> [Task statement]: Your answer must be the full listing, word for word, with no images in it.

> [Input data]:

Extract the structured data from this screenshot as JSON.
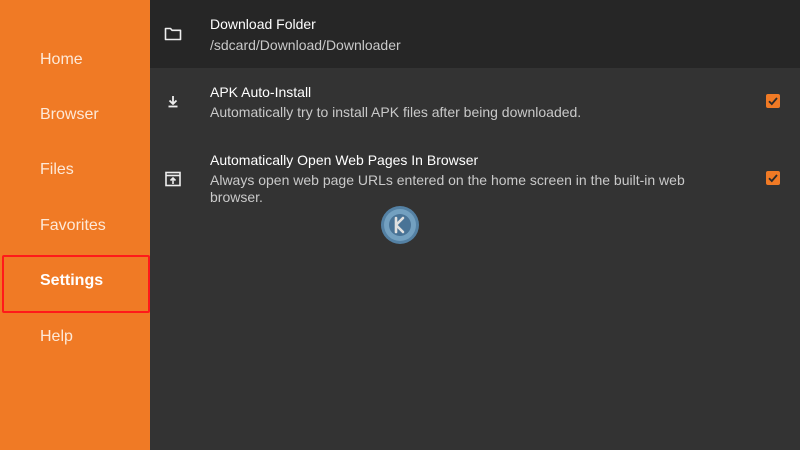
{
  "sidebar": {
    "items": [
      {
        "label": "Home"
      },
      {
        "label": "Browser"
      },
      {
        "label": "Files"
      },
      {
        "label": "Favorites"
      },
      {
        "label": "Settings",
        "active": true
      },
      {
        "label": "Help"
      }
    ]
  },
  "settings": {
    "download_folder": {
      "title": "Download Folder",
      "value": "/sdcard/Download/Downloader",
      "icon": "folder-icon"
    },
    "apk_auto_install": {
      "title": "APK Auto-Install",
      "description": "Automatically try to install APK files after being downloaded.",
      "checked": true,
      "icon": "download-icon"
    },
    "auto_open_web": {
      "title": "Automatically Open Web Pages In Browser",
      "description": "Always open web page URLs entered on the home screen in the built-in web browser.",
      "checked": true,
      "icon": "open-in-browser-icon"
    }
  },
  "colors": {
    "accent": "#f07a25",
    "background": "#333333",
    "selected_row": "#262626",
    "highlight_border": "#ff1a1a"
  }
}
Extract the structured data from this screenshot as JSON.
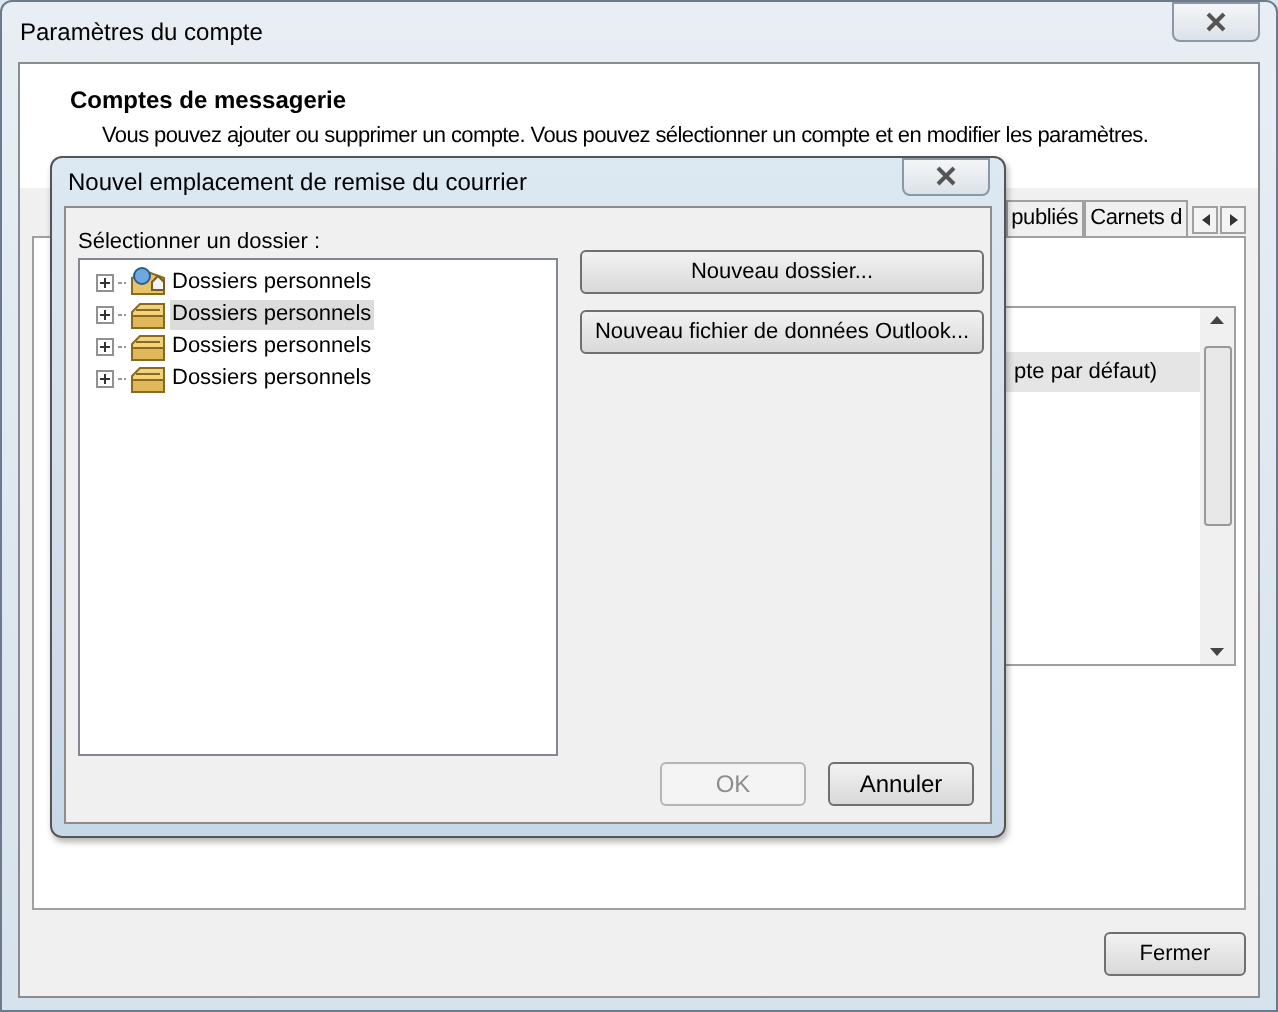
{
  "window": {
    "title": "Paramètres du compte"
  },
  "header": {
    "title": "Comptes de messagerie",
    "description": "Vous pouvez ajouter ou supprimer un compte. Vous pouvez sélectionner un compte et en modifier les paramètres."
  },
  "tabs": [
    {
      "label": "publiés",
      "selected": false
    },
    {
      "label": "Carnets d",
      "selected": false
    }
  ],
  "account_list": {
    "rows": [
      {
        "text": "pte par défaut)",
        "selected": true
      }
    ]
  },
  "close_button": "Fermer",
  "dialog": {
    "title": "Nouvel emplacement de remise du courrier",
    "folder_label": "Sélectionner un dossier :",
    "tree": [
      {
        "label": "Dossiers personnels",
        "kind": "special",
        "selected": false,
        "expanded": false
      },
      {
        "label": "Dossiers personnels",
        "kind": "folder",
        "selected": true,
        "expanded": false
      },
      {
        "label": "Dossiers personnels",
        "kind": "folder",
        "selected": false,
        "expanded": false
      },
      {
        "label": "Dossiers personnels",
        "kind": "folder",
        "selected": false,
        "expanded": false
      }
    ],
    "side_buttons": [
      "Nouveau dossier...",
      "Nouveau fichier de données Outlook..."
    ],
    "buttons": [
      {
        "label": "OK",
        "disabled": true
      },
      {
        "label": "Annuler",
        "disabled": false
      }
    ]
  }
}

> [Task result]:
Extract the structured data from this screenshot as JSON.
{
  "sidebar": {
    "items": [
      {
        "label": "Home"
      },
      {
        "label": "Browser"
      },
      {
        "label": "Files"
      },
      {
        "label": "Favorites"
      },
      {
        "label": "Settings",
        "active": true
      },
      {
        "label": "Help"
      }
    ]
  },
  "settings": {
    "download_folder": {
      "title": "Download Folder",
      "value": "/sdcard/Download/Downloader",
      "icon": "folder-icon"
    },
    "apk_auto_install": {
      "title": "APK Auto-Install",
      "description": "Automatically try to install APK files after being downloaded.",
      "checked": true,
      "icon": "download-icon"
    },
    "auto_open_web": {
      "title": "Automatically Open Web Pages In Browser",
      "description": "Always open web page URLs entered on the home screen in the built-in web browser.",
      "checked": true,
      "icon": "open-in-browser-icon"
    }
  },
  "colors": {
    "accent": "#f07a25",
    "background": "#333333",
    "selected_row": "#262626",
    "highlight_border": "#ff1a1a"
  }
}
Extract the structured data from this screenshot as JSON.
{
  "window": {
    "title": "Paramètres du compte"
  },
  "header": {
    "title": "Comptes de messagerie",
    "description": "Vous pouvez ajouter ou supprimer un compte. Vous pouvez sélectionner un compte et en modifier les paramètres."
  },
  "tabs": [
    {
      "label": "publiés",
      "selected": false
    },
    {
      "label": "Carnets d",
      "selected": false
    }
  ],
  "account_list": {
    "rows": [
      {
        "text": "pte par défaut)",
        "selected": true
      }
    ]
  },
  "close_button": "Fermer",
  "dialog": {
    "title": "Nouvel emplacement de remise du courrier",
    "folder_label": "Sélectionner un dossier :",
    "tree": [
      {
        "label": "Dossiers personnels",
        "kind": "special",
        "selected": false,
        "expanded": false
      },
      {
        "label": "Dossiers personnels",
        "kind": "folder",
        "selected": true,
        "expanded": false
      },
      {
        "label": "Dossiers personnels",
        "kind": "folder",
        "selected": false,
        "expanded": false
      },
      {
        "label": "Dossiers personnels",
        "kind": "folder",
        "selected": false,
        "expanded": false
      }
    ],
    "side_buttons": [
      "Nouveau dossier...",
      "Nouveau fichier de données Outlook..."
    ],
    "buttons": [
      {
        "label": "OK",
        "disabled": true
      },
      {
        "label": "Annuler",
        "disabled": false
      }
    ]
  }
}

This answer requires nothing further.